■ EXERCISE OBJECTIVE ■
Copy the data below. Keep every line exactly as it is.
+++ RECORDS FOR PROCESSING +++
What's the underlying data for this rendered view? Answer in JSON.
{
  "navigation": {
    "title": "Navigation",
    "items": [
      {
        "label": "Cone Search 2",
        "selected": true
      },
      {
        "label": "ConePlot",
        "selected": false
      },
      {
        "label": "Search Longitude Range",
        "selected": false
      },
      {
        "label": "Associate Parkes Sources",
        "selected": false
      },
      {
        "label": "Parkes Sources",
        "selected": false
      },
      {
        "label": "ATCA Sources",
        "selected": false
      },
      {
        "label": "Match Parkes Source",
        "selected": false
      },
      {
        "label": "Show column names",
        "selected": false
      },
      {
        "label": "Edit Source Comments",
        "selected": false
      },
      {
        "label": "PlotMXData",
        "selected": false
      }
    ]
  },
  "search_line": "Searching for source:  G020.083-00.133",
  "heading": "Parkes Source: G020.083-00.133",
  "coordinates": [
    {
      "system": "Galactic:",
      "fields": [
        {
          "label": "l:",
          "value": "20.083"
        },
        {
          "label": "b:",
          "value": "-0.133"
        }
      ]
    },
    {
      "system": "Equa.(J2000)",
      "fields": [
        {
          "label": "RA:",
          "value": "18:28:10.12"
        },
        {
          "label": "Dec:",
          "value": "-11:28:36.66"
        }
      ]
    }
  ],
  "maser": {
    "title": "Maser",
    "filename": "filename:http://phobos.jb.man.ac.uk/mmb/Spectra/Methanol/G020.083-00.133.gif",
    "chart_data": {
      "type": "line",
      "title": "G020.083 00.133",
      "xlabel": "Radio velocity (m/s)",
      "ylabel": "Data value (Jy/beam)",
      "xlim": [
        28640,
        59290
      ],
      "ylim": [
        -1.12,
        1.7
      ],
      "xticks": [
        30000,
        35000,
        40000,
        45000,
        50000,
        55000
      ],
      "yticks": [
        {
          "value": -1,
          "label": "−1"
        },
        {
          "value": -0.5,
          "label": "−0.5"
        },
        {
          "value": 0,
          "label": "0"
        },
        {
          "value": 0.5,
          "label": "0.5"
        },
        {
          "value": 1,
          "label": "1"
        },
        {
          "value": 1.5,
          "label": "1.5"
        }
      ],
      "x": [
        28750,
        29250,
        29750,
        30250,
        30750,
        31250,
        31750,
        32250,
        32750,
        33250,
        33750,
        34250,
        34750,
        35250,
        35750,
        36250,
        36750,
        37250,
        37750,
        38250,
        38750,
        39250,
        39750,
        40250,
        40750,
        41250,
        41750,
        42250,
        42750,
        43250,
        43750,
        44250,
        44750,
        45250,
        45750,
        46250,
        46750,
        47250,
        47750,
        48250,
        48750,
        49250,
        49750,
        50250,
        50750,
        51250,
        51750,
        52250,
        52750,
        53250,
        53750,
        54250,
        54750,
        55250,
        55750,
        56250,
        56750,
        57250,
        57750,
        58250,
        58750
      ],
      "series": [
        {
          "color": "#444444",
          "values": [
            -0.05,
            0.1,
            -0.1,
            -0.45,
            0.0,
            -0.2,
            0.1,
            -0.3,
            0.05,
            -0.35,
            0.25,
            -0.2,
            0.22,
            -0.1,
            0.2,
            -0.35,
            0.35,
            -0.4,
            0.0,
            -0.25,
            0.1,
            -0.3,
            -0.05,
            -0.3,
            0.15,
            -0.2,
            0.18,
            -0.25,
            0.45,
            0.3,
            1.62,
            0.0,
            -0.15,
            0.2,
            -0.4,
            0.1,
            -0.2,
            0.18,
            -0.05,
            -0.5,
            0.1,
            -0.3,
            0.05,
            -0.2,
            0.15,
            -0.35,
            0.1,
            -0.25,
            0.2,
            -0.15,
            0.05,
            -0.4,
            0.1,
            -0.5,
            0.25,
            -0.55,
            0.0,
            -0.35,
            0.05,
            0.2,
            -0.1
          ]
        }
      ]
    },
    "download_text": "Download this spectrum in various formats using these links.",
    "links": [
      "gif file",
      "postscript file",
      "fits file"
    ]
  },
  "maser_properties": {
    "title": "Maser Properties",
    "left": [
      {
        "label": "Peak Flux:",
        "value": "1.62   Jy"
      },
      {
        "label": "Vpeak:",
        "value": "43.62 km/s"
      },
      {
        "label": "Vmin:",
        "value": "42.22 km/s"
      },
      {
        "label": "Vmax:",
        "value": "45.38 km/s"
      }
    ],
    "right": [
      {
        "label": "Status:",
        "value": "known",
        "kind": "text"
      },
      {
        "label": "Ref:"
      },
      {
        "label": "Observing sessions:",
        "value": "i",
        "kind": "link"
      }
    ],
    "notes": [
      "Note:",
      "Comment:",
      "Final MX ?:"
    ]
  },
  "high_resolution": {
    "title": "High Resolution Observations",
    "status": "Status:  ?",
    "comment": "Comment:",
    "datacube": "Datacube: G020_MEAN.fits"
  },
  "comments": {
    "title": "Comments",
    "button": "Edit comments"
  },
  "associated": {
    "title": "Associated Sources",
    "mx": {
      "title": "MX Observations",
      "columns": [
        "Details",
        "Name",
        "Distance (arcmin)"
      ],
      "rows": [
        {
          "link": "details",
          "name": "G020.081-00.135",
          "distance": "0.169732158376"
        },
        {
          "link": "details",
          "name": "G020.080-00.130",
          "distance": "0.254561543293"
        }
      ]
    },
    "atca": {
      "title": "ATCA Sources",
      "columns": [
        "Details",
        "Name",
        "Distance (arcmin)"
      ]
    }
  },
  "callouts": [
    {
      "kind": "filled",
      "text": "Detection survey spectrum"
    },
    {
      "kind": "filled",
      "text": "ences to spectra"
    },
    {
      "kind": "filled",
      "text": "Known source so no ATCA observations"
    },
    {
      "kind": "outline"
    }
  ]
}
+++
■ TASK OUTPUT ■
What's the underlying data for this rendered view? Answer in JSON.
{
  "navigation": {
    "title": "Navigation",
    "items": [
      {
        "label": "Cone Search 2",
        "selected": true
      },
      {
        "label": "ConePlot",
        "selected": false
      },
      {
        "label": "Search Longitude Range",
        "selected": false
      },
      {
        "label": "Associate Parkes Sources",
        "selected": false
      },
      {
        "label": "Parkes Sources",
        "selected": false
      },
      {
        "label": "ATCA Sources",
        "selected": false
      },
      {
        "label": "Match Parkes Source",
        "selected": false
      },
      {
        "label": "Show column names",
        "selected": false
      },
      {
        "label": "Edit Source Comments",
        "selected": false
      },
      {
        "label": "PlotMXData",
        "selected": false
      }
    ]
  },
  "search_line": "Searching for source:  G020.083-00.133",
  "heading": "Parkes Source: G020.083-00.133",
  "coordinates": [
    {
      "system": "Galactic:",
      "fields": [
        {
          "label": "l:",
          "value": "20.083"
        },
        {
          "label": "b:",
          "value": "-0.133"
        }
      ]
    },
    {
      "system": "Equa.(J2000)",
      "fields": [
        {
          "label": "RA:",
          "value": "18:28:10.12"
        },
        {
          "label": "Dec:",
          "value": "-11:28:36.66"
        }
      ]
    }
  ],
  "maser": {
    "title": "Maser",
    "filename": "filename:http://phobos.jb.man.ac.uk/mmb/Spectra/Methanol/G020.083-00.133.gif",
    "chart_data": {
      "type": "line",
      "title": "G020.083 00.133",
      "xlabel": "Radio velocity (m/s)",
      "ylabel": "Data value (Jy/beam)",
      "xlim": [
        28640,
        59290
      ],
      "ylim": [
        -1.12,
        1.7
      ],
      "xticks": [
        30000,
        35000,
        40000,
        45000,
        50000,
        55000
      ],
      "yticks": [
        {
          "value": -1,
          "label": "−1"
        },
        {
          "value": -0.5,
          "label": "−0.5"
        },
        {
          "value": 0,
          "label": "0"
        },
        {
          "value": 0.5,
          "label": "0.5"
        },
        {
          "value": 1,
          "label": "1"
        },
        {
          "value": 1.5,
          "label": "1.5"
        }
      ],
      "x": [
        28750,
        29250,
        29750,
        30250,
        30750,
        31250,
        31750,
        32250,
        32750,
        33250,
        33750,
        34250,
        34750,
        35250,
        35750,
        36250,
        36750,
        37250,
        37750,
        38250,
        38750,
        39250,
        39750,
        40250,
        40750,
        41250,
        41750,
        42250,
        42750,
        43250,
        43750,
        44250,
        44750,
        45250,
        45750,
        46250,
        46750,
        47250,
        47750,
        48250,
        48750,
        49250,
        49750,
        50250,
        50750,
        51250,
        51750,
        52250,
        52750,
        53250,
        53750,
        54250,
        54750,
        55250,
        55750,
        56250,
        56750,
        57250,
        57750,
        58250,
        58750
      ],
      "series": [
        {
          "color": "#444444",
          "values": [
            -0.05,
            0.1,
            -0.1,
            -0.45,
            0.0,
            -0.2,
            0.1,
            -0.3,
            0.05,
            -0.35,
            0.25,
            -0.2,
            0.22,
            -0.1,
            0.2,
            -0.35,
            0.35,
            -0.4,
            0.0,
            -0.25,
            0.1,
            -0.3,
            -0.05,
            -0.3,
            0.15,
            -0.2,
            0.18,
            -0.25,
            0.45,
            0.3,
            1.62,
            0.0,
            -0.15,
            0.2,
            -0.4,
            0.1,
            -0.2,
            0.18,
            -0.05,
            -0.5,
            0.1,
            -0.3,
            0.05,
            -0.2,
            0.15,
            -0.35,
            0.1,
            -0.25,
            0.2,
            -0.15,
            0.05,
            -0.4,
            0.1,
            -0.5,
            0.25,
            -0.55,
            0.0,
            -0.35,
            0.05,
            0.2,
            -0.1
          ]
        }
      ]
    },
    "download_text": "Download this spectrum in various formats using these links.",
    "links": [
      "gif file",
      "postscript file",
      "fits file"
    ]
  },
  "maser_properties": {
    "title": "Maser Properties",
    "left": [
      {
        "label": "Peak Flux:",
        "value": "1.62   Jy"
      },
      {
        "label": "Vpeak:",
        "value": "43.62 km/s"
      },
      {
        "label": "Vmin:",
        "value": "42.22 km/s"
      },
      {
        "label": "Vmax:",
        "value": "45.38 km/s"
      }
    ],
    "right": [
      {
        "label": "Status:",
        "value": "known",
        "kind": "text"
      },
      {
        "label": "Ref:"
      },
      {
        "label": "Observing sessions:",
        "value": "i",
        "kind": "link"
      }
    ],
    "notes": [
      "Note:",
      "Comment:",
      "Final MX ?:"
    ]
  },
  "high_resolution": {
    "title": "High Resolution Observations",
    "status": "Status:  ?",
    "comment": "Comment:",
    "datacube": "Datacube: G020_MEAN.fits"
  },
  "comments": {
    "title": "Comments",
    "button": "Edit comments"
  },
  "associated": {
    "title": "Associated Sources",
    "mx": {
      "title": "MX Observations",
      "columns": [
        "Details",
        "Name",
        "Distance (arcmin)"
      ],
      "rows": [
        {
          "link": "details",
          "name": "G020.081-00.135",
          "distance": "0.169732158376"
        },
        {
          "link": "details",
          "name": "G020.080-00.130",
          "distance": "0.254561543293"
        }
      ]
    },
    "atca": {
      "title": "ATCA Sources",
      "columns": [
        "Details",
        "Name",
        "Distance (arcmin)"
      ]
    }
  },
  "callouts": [
    {
      "kind": "filled",
      "text": "Detection survey spectrum"
    },
    {
      "kind": "filled",
      "text": "ences to spectra"
    },
    {
      "kind": "filled",
      "text": "Known source so no ATCA observations"
    },
    {
      "kind": "outline"
    }
  ]
}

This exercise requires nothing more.